This also means we need to think about what digital learning in the community looks like, because in my experience there are too many gaps. (See this blogpost for more on this).
Learning as a ‘default’ setting
It almost goes without saying given Cambridge’s global brand. In this context, I am thinking far beyond qualifications and certificates. I’m thinking about a culture change – one that is perhaps very different from the institutionalised learning of the education system. By this I mean:
- We must allow ourselves to make mistakes and not beat ourselves up about them
- We must allow ourselves to fail and get things wrong – and not be condemned when that happens
- We must allow others the time and space to try things out in the knowledge that they may not work
- We must allow ourselves to say sorry – and accept honest apologies.
What matters with the above three is that we learn from what happens and work out what is going to be different as a result. Because if we don’t make changes after acknowledging things went wrong, we risk making the same mistakes again.
Energy and enthusiasm
Of which at times I have far too much – combined with a very short attention span. At other times, my brain is completely zapped – the trials of my mental health issues.
Energy and enthusiasm will only get you so far, and if misdirected will either annoy the very people you want to work with, lead to ‘burnout’ or frustration and disillusion. I’ve experienced all of these on several occasions, and none are particularly pleasant. Hence we need to ask ourselves what the most effective way is of channelling the positives into something that has a real impact.

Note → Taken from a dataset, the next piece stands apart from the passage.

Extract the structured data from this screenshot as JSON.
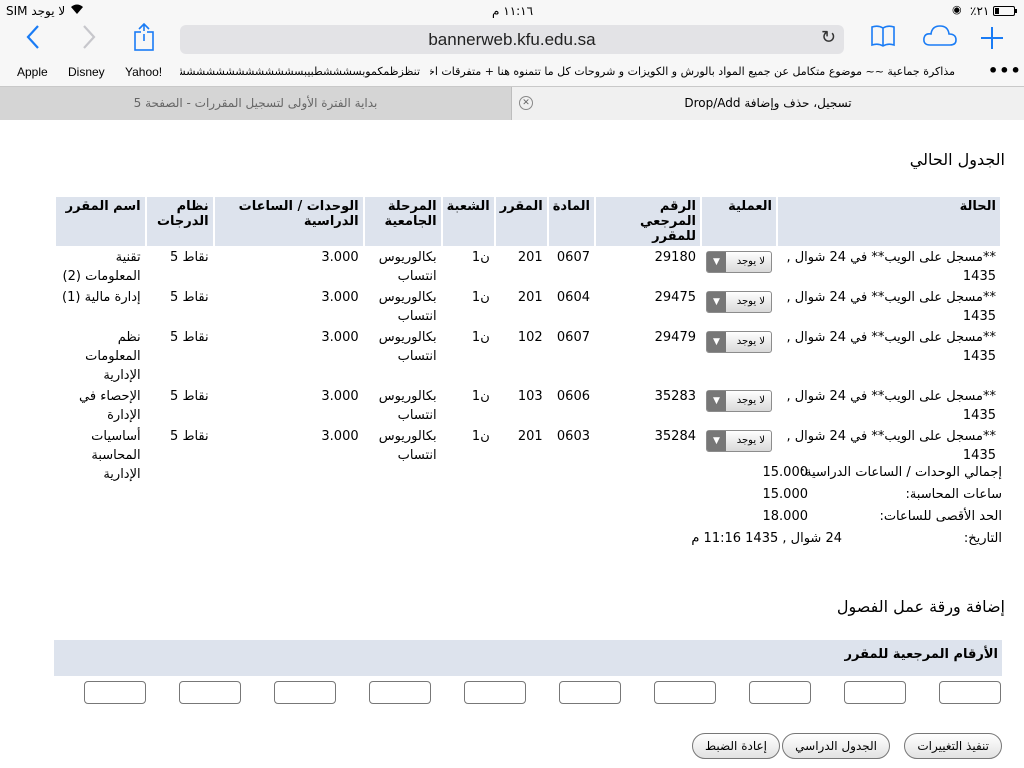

Year 9 students at Parkside Coleridge managed this in March 2014, succeeding by lunchtime where I had failed in over 2 years of campaigning. It can be done.